====== Records
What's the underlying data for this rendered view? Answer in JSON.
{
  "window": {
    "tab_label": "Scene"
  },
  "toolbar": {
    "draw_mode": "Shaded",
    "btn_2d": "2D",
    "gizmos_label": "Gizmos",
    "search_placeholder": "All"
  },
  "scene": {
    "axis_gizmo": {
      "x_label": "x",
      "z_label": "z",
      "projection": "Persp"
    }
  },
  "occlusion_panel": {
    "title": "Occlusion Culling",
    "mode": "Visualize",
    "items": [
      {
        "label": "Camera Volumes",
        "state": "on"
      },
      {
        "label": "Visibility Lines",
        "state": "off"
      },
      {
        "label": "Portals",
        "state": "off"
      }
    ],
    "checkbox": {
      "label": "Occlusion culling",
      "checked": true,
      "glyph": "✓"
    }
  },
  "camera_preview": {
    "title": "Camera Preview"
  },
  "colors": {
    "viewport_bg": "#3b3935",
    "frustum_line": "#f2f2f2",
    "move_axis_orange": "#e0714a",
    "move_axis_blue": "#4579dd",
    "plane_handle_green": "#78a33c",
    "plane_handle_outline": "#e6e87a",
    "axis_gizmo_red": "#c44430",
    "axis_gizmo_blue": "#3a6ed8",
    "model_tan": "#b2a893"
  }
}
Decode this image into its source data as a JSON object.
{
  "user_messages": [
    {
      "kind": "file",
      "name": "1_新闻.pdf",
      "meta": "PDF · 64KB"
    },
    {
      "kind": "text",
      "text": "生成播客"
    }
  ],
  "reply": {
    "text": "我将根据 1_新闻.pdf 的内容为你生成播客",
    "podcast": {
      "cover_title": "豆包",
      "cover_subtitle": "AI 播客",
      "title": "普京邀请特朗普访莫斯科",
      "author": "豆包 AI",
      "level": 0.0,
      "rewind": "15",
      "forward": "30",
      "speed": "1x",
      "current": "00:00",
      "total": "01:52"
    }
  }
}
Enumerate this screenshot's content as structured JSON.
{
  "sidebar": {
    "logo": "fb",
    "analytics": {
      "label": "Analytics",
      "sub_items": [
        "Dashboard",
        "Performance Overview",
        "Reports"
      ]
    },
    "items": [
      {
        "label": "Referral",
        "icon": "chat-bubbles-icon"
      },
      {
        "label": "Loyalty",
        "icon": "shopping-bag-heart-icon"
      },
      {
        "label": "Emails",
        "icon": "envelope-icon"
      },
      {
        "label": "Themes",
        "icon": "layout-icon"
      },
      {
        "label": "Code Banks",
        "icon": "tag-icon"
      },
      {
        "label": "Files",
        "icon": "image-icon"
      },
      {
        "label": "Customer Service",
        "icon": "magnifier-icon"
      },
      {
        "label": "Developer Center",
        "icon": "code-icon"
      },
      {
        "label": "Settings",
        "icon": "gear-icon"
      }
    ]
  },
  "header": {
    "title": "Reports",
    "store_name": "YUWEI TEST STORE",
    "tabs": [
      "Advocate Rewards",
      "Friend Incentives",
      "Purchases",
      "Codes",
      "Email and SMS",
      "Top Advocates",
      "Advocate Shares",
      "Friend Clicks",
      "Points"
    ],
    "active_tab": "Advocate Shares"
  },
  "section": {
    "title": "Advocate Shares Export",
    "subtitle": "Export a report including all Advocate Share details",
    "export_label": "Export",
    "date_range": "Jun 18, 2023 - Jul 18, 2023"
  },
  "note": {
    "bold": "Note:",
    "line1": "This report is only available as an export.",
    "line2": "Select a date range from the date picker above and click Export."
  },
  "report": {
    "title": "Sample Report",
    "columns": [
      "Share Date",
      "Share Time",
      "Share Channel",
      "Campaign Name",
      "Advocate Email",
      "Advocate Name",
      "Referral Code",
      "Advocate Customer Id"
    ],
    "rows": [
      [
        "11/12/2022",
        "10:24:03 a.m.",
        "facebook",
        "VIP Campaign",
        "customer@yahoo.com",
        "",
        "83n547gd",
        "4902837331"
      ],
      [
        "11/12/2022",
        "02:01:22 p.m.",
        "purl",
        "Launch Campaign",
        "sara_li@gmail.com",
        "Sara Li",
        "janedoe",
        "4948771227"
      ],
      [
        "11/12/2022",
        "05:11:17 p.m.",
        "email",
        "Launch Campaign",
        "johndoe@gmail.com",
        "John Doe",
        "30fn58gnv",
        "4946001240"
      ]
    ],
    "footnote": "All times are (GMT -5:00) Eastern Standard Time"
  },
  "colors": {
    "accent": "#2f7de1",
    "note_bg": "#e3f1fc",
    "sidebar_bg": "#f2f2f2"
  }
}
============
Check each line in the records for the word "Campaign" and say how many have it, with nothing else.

(Finished exercise):
4